It can be accessed here and if you do not have a Spotify account, it is no worry, I have also provided the list of songs so that anyone can access the music in a way that is most conducive to your personal taste and preference.


-Rev. Jeremy Jinkins

How to “Read” this music
I encourage simply reading the Psalm and reflect on it to the music offered. The playlist is structured around We Shall Overcome, in three recordings: the first is a version sung at Mass for Jimmie Lee Jackson in Selma; the second is done by Louis Armstrong; the final sung by New Jersey’s own Bruce Springsteen in Belfast. Sandwiched between the first and second are a series of songs by African American artists. Each are directly connected to civil rights, either the movement itself, or in response to the pain in its arrested state. The second stays with the theme of yearning for a change, but from a different perspective. None of it is an answer, but it has been a companion in these days reflecting on the Psalm, my own prayers, the prayers for this community I so love, and for all those hurting today.

Faith Formation received the following email from Rev. Leslie Dobbs-Allsopp, Interim Presbytery Leader for Elizabeth Presbytery. We urge each of you to consider participating in the 21 Day Racial Equality Habit Building Challenge as a way of educating ourselves to better understand what is going on in our country.

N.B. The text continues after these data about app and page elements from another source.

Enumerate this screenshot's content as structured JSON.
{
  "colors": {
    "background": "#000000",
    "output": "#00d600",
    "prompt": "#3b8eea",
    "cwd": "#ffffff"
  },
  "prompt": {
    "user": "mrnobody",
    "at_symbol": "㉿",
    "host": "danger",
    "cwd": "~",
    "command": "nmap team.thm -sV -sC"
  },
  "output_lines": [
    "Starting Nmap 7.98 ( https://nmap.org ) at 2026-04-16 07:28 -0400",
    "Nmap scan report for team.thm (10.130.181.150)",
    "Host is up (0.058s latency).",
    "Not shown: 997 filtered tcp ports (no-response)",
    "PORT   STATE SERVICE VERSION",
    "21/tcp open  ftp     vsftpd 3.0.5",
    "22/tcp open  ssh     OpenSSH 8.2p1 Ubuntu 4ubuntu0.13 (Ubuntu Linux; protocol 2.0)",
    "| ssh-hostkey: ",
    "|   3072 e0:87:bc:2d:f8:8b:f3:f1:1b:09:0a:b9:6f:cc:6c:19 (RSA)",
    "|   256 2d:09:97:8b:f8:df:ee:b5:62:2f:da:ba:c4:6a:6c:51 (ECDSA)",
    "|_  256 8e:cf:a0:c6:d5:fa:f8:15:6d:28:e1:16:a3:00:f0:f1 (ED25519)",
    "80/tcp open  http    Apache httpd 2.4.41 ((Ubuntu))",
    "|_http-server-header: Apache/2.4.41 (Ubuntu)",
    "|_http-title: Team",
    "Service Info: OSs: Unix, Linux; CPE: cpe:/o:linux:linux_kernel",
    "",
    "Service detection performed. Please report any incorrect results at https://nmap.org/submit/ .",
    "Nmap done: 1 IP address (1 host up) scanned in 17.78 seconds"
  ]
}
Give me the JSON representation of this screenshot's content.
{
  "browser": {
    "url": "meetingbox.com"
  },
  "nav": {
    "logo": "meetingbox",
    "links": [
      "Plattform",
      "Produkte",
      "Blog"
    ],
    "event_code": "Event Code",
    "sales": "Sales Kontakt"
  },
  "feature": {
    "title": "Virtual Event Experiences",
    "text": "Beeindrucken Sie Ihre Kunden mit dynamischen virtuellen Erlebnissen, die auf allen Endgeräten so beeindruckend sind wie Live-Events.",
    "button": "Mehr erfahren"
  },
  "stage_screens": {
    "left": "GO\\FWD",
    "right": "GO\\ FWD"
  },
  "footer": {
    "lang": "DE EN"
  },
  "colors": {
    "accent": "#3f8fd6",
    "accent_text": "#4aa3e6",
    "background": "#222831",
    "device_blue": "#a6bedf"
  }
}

Friends, my heart is heavy. God’s beloved world seems to be on fire with the ongoing Covid-19 crisis, the murder of George Floyd, and the subsequent rioting across the country. I am yearning for a pocket of peace, but these are not peaceful times. God calls us to respond: "He has told you, O mortal, what is good; and what does the Lord require of you but to do justice, and to love kindness, and to walk humbly with your God?” I am from Kentucky, a Civil War border state with a disastrous racial history. I grew up in an environment where racism was a given. I believe racism is the original sin of this country, and as a white person I have participated in that sin, of which I am ashamed and for which I am sorry. We know that racism is evil, and we know that God calls people of faith to resist evil.
It is not the job of people of color to educate white people about racism. It is my responsibility to learn and grow and change.
Today I’m following the Rev. Tracey Henry’s lead, and I’m beginning the 21 Day Racial Equality Habit Building Challenge, which you can find at www.eddiemoorejr.com/21daychallenge.
There is another version of this challenge, hosted by Myers Park Presbyterian Church at www.myersparkpres.org.
Rev. Leslie Dobbs-Allsopp
Interim Presbytery Leader for Elizabeth Presbytery